What Is Documentary Collection?

Documentary collection is a form of trade finance in which an exporter is paid for its goods by an importer after the two parties' banks exchange the required documents. The exporter's bank collects funds from the importer's bank in exchange for documents releasing title to the shipped merchandise, usually after the goods arrive at the importer's location.

Key Takeaways

  • Documentary collection is method of trade finance in which an exporter's bank forwards documents to an importer's bank and collects payment for shipped goods.
  • Documentary collection is less common than advance cash payment and open account terms, particularly in countries with weak enforcement of contracts.
  • Documents against payment require the importer to pay the amount of the draft at sight. Documents against acceptance require payment by a specified date.

Understanding Documentary Collection

Documentary collection is so-called because the exporter receives payment from the importer in exchange for the shipping documents. Shipping documents are required for the buyer to clear the goods through customs and take delivery. They include a commercial invoice, certificate of origin, insurance certificate, and packing list. 

A key document in a documentary collection is the bill of exchange or draft, which is a formal demand for payment from the exporter to importer.

Documentary collection is less common than other forms of trade finance, such as letters of credit and advance payment. It is less expensive than some methods but also somewhat riskier, so is generally limited to transactions between parties who have developed trust or are located in countries with strong legal systems and contract enforcement.

A sight draft reduces the exporter's risk because the buyer's bank will not release the documents without payment from the buyer, but neither side's bank assumes any financial responsibility in a documentary collection transaction.

Two Types of Documentary Collection
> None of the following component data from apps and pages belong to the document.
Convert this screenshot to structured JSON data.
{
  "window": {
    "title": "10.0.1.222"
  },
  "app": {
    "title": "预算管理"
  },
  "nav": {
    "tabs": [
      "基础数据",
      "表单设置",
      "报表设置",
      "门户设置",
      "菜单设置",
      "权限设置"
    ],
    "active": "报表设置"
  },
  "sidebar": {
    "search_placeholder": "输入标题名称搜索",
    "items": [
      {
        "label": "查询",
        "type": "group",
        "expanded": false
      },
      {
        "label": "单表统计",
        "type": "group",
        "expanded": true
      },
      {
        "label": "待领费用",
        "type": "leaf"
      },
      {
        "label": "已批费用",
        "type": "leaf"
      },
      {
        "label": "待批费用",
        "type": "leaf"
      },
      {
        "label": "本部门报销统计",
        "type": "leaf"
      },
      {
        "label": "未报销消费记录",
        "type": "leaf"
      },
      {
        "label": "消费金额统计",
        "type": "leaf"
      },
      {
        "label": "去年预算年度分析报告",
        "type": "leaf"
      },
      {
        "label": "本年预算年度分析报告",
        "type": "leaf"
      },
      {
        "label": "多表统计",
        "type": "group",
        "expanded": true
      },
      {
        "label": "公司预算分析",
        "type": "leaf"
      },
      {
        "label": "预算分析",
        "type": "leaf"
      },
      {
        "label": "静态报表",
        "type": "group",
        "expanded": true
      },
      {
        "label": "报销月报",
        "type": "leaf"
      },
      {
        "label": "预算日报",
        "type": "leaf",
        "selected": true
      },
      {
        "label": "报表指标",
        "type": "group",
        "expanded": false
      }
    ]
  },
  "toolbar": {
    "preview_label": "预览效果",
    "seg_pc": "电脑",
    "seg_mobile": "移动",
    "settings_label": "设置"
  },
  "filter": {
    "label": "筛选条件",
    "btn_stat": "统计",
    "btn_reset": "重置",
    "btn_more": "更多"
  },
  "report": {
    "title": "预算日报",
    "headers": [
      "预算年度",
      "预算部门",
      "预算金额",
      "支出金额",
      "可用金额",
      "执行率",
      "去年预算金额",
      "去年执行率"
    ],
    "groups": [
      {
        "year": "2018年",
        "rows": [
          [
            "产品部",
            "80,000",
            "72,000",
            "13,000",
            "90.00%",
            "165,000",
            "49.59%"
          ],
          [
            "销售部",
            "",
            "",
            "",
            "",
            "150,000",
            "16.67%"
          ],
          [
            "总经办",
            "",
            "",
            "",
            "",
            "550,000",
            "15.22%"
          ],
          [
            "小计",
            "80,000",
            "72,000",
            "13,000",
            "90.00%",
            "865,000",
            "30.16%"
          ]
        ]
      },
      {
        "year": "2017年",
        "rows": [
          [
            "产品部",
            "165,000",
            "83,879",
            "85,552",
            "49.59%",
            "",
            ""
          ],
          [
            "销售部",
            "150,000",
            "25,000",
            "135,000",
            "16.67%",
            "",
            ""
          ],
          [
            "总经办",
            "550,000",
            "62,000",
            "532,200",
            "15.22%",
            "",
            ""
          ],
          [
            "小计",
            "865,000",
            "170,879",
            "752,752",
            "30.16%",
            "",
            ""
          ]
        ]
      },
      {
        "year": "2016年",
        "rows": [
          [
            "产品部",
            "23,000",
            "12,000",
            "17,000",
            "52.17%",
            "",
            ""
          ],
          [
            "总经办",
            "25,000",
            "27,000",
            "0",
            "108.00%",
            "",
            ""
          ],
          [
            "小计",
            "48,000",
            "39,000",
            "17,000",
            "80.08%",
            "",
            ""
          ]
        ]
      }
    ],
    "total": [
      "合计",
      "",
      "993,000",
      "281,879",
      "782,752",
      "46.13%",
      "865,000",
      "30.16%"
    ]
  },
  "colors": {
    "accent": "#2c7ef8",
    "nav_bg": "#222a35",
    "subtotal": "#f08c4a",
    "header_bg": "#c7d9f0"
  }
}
Documentary collections falls into two basic categories, depending on when the payment is made to the exporter:

  1. Documents against payment require the importer to pay the face amount of the draft at sight. In other words, the payment must be made to the bank when the buyer is presented with the draft, and before any shipping documents are released. This is the most common form of documentary collection because of the reduced risk for the seller.
  2. Documents against acceptance require the importer to pay on a specified date. Once the buyer accepts the time draft, the bank releases the documents to the buyer.

Steps in Export and Documentary Collection

Below is the step-by-step process:

  1. The sale is made when the buyer and seller agree on the amount to be paid, the shipping details, and that the transaction will be a documentary collection. Then, the exporter delivers the goods to the port or location where the merchandise will be exported from, which is usually through a freight forwarder.
  2. The documents are prepared and sent to the exporter's bank, which is also known as the remitting bank. The exporter's bank then forwards the documents to the importer’s bank, which is known as the collecting bank.
  3. The importer's or buyer's bank receives the documents and notifies the buyer that documents have been received. The buyer's bank requests payment from the buyer in exchange for the documents.
  4. Once the buyer's bank has been paid, or the buyer has accepted the time draft, the bank releases the documents to the buyer. The buyer uses the documents to collect the merchandise.

Other Considerations: The Risks of Documentary Collections

The exporter's risk is higher with a time draft versus a sight draft, as the buyer's bank would have released the documents with the buyer's acceptance of the time draft—meaning the buyer could already have possession of the merchandise by the time payment is due.

The seller's risk is limited with a sight draft. This is because the buyer's bank would not release the documents needed to take possession of the goods before payment is made. At worst, the seller would have to find another buyer or pay to have the goods shipped back.